How Will Persistent Low Expected Returns Shape Household Economic Behavior?
Many believe that global capital markets will generate lower returns in the future versus the past. We examine how persistently lower real returns will reshape work, retirement, saving, and investment behavior of older persons using a calibrated dynamic life cycle model. In a low return regime, workers build up less wealth in their tax-qualified 401(k) accounts versus the past, claim social security benefits later, and work more. Moreover, the better-educated are more sensitive to real interest rate changes, and the least-educated alter their behavior less. Interestingly, wealth inequality is lower in periods of persistent low expected returns.

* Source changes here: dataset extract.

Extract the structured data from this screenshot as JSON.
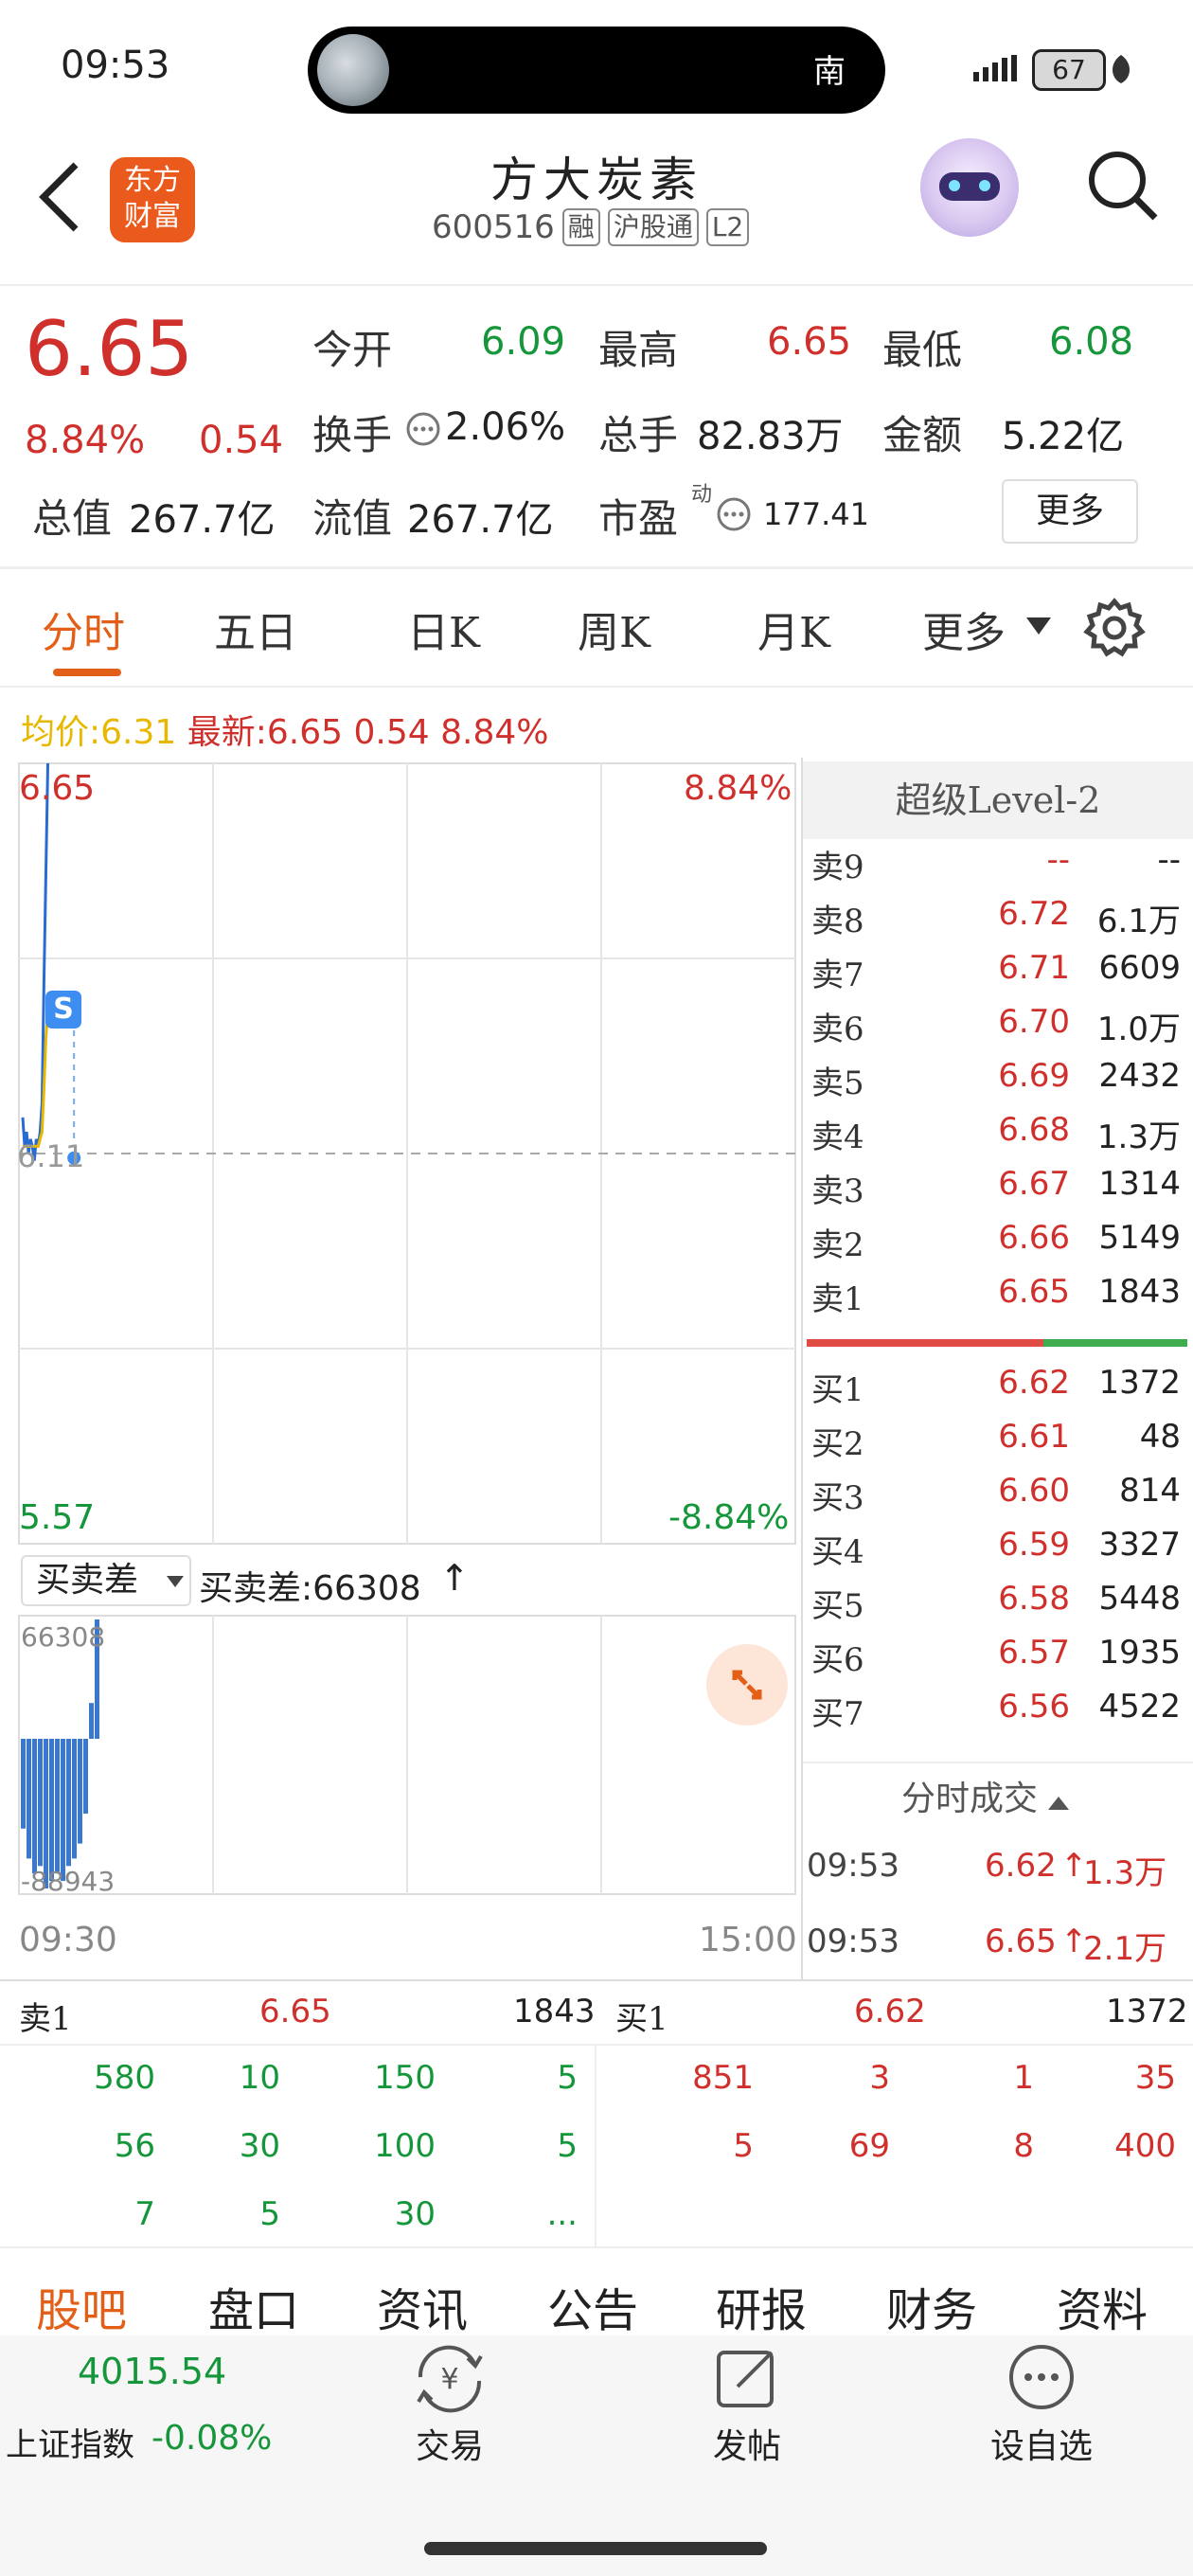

The authors are grateful for research support from the German Investment and Asset Management Association (BVI), the SAFE Research Center funded by the State of Hessen and the Pension Research Council/Boettner Center at The Wharton School of the University of Pennsylvania. We also thank the initiative High Performance Computing in Hessen for grating us computing time at the LOEWE-CSC and Lichtenberg Cluster. David Richardson and participants at the 2018 NBER workshop in Jackson Hole, Wyoming provided helpful comments. Opinions and any errors are solely those of the authors and not of the institutions with which the authors are affiliated, or any individual cited. The views expressed herein are those of the authors and do not necessarily reflect the views of the National Bureau of Economic Research.
Olivia S. Mitchell
Mitchell serves as an Independent Trustee for the Wells Fargo Advantage Funds and has received more than $10,000 from the TIAA Institute for research on retirement security.
How Will Persistent Low Expected Returns Shape Household Economic Behavior?, Vanya Horneff, Raimond Maurer, Olivia S. Mitchell. in Incentives and Limitations of Employment Policies on Retirement Transitions, Clark and Newhouse. 2019
Vanya Horneff & Raimond Maurer & Olivia S. Mitchell, 2019. "How will persistent low expected returns shape household economic behavior?," Journal of Pension Economics and Finance, vol 18(04), pages 612-622. citation courtesy of